25 of the said Act which is in the following terms:
‘25. No person who has been convicted of an offence involving dishonesty or fraud or any offence under this Act or any other law in force immediately prior to the commencement of this Act relating to lotteries shall manage or be employed in connection with a lottery authorised under this Act.’
The vetting of the employees or managers of the prospective licencee is no doubt meant to enable the minister to make an informed decision on the grant or refusal of the application for a Public Lottery licence under the Act. First, the applicant must satisfy the minister that it has adequate financial resources to run the Lottery. Secondly, the applicant or its manager or representative must be a person of integrity and also have the requisite experience. In the present application, it would appear that only the 1st respondent was vetted by the minister. I say so based, inter alia, on what is recorded in the licence that the 3rd applicant is or was represented by the 1st respondent (with his name reflected as Jacques Van Heeder) and also based on the common cause fact that the first two applicants had sought to have themselves also vetted by the minister or 2nd respondent as referred to above.
 The arrangement entered into by and between the shareholders of the company on how to run or operate it appears to me to be in conflict with the provisions of Section 13 (1) quoted above inasmuch as the 1st and 2nd applicants were never vetted by the minister in order to satisfy himself whether they were fit and proper persons to run or conduct or manage the business of a Public Lottery as required. The licence herein is exclusive to the company duly represented by the 1st respondent. It is incorrect to argue that the licence holder is the latter.
 From the above, analysis of the law and the facts, it is clear to me that the first two applicants have failed to show or satisfy this Court that they are entitled to conduct or manage a Public Lottery business on behalf of the 3rd respondent, or even on their own behalf or account; their private shareholding arrangement with the 1st respondent, notwithstanding. That call must be made by the minister responsible and not this Court. The issue whether or not they as shareholders have a right to the profits or losses or dividends made by the 3rd applicant through the various shops or entities operated by the 1st respondent, is another matter, entirely separate and outside the scope of this application.
 Consequently, save for prayer 4.1 in the Notice of Motion, the applicants have failed to satisfy this Court that they are entitled to the rest of the reliefs claimed herein. The application is thus dismissed.
 The business model or arrangement concluded by the shareholders herein regarding the shares, management and sharing of the profits and losses of the company appears to be rather artificial or even unlawful as being contrary to the spirit or scheme of the Lotteries Act. In reality, the company was split into two; one 100% owned by the 1st respondent and the other having the other two shareholders as its only shareholders. Both companies were separately and distinctly run or managed but shared one trading licence. Neither company was accountable to the other or its shareholders.
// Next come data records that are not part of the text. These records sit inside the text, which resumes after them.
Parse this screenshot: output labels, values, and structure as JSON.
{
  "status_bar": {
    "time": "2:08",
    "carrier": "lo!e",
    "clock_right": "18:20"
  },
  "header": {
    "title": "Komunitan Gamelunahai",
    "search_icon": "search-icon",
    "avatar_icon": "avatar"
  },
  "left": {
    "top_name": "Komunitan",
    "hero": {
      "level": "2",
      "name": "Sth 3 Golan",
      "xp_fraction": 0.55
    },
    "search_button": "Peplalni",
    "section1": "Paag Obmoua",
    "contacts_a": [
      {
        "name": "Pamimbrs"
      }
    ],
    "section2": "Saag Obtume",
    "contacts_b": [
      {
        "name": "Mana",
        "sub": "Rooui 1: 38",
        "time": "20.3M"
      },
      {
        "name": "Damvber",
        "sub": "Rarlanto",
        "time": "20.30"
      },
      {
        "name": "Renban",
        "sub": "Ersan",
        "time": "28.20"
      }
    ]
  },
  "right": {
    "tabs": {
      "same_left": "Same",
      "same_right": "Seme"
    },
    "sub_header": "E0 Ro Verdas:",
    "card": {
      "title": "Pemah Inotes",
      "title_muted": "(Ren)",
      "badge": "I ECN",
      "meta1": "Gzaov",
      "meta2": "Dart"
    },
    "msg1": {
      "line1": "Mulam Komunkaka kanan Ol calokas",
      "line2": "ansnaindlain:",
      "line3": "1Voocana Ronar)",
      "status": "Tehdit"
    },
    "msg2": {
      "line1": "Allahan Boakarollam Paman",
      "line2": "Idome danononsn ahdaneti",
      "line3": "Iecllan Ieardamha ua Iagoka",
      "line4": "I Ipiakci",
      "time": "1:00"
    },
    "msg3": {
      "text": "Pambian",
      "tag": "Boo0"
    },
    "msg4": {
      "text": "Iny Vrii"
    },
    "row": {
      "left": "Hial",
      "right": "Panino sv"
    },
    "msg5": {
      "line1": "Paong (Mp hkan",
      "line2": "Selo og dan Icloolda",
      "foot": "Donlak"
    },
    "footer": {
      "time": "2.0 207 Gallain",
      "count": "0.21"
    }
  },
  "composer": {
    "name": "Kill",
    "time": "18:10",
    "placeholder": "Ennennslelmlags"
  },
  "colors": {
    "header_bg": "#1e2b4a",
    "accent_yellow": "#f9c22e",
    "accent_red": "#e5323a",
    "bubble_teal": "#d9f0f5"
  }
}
Infact, they became fierce adversaries, not just business competitors.
 When the shareholders entered into the above arrangement, they must have known that it was not in accordance with the applicable licensing legislation. They allowed the first two applicants to conduct a Public Lottery business or operation without having complied with the prescripts of Section 13 (1) of the Act quoted above. This was the arrangement from March 2015 when they purchased their shares, until the shops operated by them were closed in September this year. For these reasons, all three shareholders in this case are not without blame. Consequently, in the exercise of my discretion, I do not think that any of them is entitled to an order for costs in this application and I so order.
FOR THE APPLICANTS: MR K. Q. MAGAGULA
FOR THE 1ST RESPONDENT: MR S. DLAMINI
FOR THE 2ND TO 4TH RESPONDENTS: OFFICE OF THE ATTORNEY GENERAL